Mike Fenoff found this nice 8-pointer dead last week in Elizabethtown, apparently a victim of a vehicle collision. The deer’s antlers were still very much attached to its skull.
An interesting anomaly seems to be occurring this year with the deer herd in the form of bucks bouncing around in mid February still wearing head gear.
Normally, bucks will have shed their antlers by this time, making way for next year’s set. It is unusual to see antlers on a deer in mid to late February, but that is exactly what outdoorsmen are reporting and many are attributing it to the warmer than normal temperatures we’ve enjoyed this winter.
I myself saw a nice, high, 6-point behind the house the other day, and my old hunting chum Mike Fenoff stumbled across a dead 8-pointer in Elizabethtown that was showing no sign of shedding its antlers.
“These antlers were not loose at all,” Mike said. “I picked him up by them.”
Senior DEC Wildlife Biologist Ed Reed said that while unusual, a buck still having its horns this time of year is not unheard of. And, he said the milder than normal winter we’ve experienced probably has little to do with the fact that some deer have yet to drop their antlers.
“I really don’t think the weather has had any affect, it is the length of the daylight and a drop in testosterone following the rut that controls it,” Reed said.
The way that daylight affects antler growth is complicated. But, to simplify things, the shorter the day length, the less testosterone produced by a deer.
That’s because the length of a day from sun up to sun down is sensed by a deer’s eyes, which controls the release of different hormones. One of those hormones controls testosterone.
So, when the days grow shorter in late fall, testosterone levels drop causing a layer of cells between the antler base and the point where it mounts to the head — called the pedicle — to weaken. Eventually, both antlers fall off, a process that normally takes place over the course of a couple weeks.
Deer in the Adirondacks normally shed their antlers in late December or early January, Reed said, but some deer may keep them into February and even March.
Dr. Mickey Hellickson, a biologist with the Quality Deer Management Assoc., said that along with testosterone levels, a deer’s diet, as well as its age, can also affect when it sheds its antlers.
“A restricted diet has been found to cause bucks to shed their antlers early. It has been suspected that the lack of adequate nutrition somehow affects testosterone output,” Hellickson said.
Also, older-aged bucks are thought to shed their antlers earlier than younger bucks, and more dominant bucks tend to cast their antlers sooner than lower-ranked (subordinate) bucks, he said.
“Older-aged, more dominant bucks probably shed their antlers sooner because of the high energy costs incurred in maintaining a higher dominance rank, such as fighting and chasing,” Hellickson noted.
Like Reed, Hellickson also noted that there is no clear evidence that weather directly affects antler shedding.
But, he did say it is likely that severe winters may cause bucks to shed their antlers earlier, because of the nutritional stress this causes.

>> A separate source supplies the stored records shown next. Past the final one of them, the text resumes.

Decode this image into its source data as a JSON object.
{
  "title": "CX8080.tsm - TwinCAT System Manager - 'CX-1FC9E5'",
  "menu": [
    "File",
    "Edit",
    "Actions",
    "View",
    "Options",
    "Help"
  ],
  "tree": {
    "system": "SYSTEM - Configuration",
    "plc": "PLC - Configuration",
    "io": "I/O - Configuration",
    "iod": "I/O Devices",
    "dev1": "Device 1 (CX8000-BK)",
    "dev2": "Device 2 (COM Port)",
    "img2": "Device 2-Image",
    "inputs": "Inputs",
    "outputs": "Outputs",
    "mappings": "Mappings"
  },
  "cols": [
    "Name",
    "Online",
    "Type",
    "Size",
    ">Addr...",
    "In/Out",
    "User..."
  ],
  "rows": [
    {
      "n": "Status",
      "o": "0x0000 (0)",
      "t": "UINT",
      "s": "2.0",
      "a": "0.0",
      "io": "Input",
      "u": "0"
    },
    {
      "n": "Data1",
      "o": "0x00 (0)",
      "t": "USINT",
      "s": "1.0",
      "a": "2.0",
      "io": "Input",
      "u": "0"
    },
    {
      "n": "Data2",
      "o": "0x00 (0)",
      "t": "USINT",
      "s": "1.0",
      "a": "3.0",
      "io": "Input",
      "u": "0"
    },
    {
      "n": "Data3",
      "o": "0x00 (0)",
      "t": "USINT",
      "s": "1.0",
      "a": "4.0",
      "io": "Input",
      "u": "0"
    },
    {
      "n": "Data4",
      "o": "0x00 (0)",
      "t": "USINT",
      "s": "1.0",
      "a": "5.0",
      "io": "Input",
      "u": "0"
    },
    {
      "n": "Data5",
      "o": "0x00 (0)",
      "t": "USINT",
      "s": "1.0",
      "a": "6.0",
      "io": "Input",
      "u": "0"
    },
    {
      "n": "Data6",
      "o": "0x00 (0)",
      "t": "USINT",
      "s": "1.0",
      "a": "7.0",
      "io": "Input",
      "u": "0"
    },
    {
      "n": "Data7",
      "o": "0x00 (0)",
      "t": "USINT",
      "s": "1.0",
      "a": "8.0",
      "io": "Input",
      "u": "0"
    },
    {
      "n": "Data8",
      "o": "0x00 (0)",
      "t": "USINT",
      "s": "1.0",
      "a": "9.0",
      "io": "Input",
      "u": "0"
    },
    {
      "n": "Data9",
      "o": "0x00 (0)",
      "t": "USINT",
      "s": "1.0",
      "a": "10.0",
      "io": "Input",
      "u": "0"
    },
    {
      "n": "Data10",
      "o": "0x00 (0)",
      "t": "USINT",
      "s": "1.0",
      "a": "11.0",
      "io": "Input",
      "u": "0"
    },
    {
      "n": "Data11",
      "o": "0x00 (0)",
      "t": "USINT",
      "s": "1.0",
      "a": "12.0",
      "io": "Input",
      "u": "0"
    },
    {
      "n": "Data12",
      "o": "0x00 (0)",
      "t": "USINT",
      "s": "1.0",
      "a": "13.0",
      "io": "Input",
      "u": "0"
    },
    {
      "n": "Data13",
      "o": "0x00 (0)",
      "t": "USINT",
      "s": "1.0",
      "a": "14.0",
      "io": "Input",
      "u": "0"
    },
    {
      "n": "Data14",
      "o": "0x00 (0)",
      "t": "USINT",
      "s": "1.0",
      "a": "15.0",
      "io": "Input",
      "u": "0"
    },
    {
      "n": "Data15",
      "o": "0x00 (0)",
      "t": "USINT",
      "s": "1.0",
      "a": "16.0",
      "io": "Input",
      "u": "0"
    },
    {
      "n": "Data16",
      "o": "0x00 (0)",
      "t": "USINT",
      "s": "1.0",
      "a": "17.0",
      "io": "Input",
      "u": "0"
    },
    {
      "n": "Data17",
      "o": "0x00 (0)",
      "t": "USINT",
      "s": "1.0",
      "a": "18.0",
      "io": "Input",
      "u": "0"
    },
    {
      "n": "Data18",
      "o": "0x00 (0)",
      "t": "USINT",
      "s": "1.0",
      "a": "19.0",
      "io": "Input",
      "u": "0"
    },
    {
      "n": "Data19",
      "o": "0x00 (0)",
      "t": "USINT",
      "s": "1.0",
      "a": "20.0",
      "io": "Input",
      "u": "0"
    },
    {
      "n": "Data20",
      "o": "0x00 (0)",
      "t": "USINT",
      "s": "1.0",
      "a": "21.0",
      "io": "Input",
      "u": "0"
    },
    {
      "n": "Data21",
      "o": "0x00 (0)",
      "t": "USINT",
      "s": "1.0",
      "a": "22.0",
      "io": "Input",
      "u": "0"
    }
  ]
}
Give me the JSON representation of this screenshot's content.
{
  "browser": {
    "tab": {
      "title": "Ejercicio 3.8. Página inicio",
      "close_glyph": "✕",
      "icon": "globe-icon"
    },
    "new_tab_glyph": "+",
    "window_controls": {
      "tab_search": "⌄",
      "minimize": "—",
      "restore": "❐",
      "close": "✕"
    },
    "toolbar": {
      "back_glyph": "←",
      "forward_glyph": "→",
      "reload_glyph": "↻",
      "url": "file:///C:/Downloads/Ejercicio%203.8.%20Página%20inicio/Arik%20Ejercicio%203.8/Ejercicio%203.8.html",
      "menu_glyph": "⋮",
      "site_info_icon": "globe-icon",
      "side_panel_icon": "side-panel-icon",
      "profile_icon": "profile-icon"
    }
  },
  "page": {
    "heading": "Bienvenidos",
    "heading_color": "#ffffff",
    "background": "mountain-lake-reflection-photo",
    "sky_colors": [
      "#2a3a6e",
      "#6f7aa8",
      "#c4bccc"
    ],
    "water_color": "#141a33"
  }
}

Under this hypothesis, a mild winter when food sources are plentiful, like this year, could slow the shedding of antlers, because deer are well nourished and bucks had it relatively easy recouperating from the rut.
Aside from when a deer looses its antlers, one thing about this winter is abundantly clear: The deer herd should benefit from the mild temperatures.
“I expect to see the deer take increase dramatically next year,” Reed said. “I think we’ll see a lot of yearling bucks running around.”
John Gereau is managing editor of Denton Publications and an avid outdoorsman. He may be reached at firstname.lastname@example.org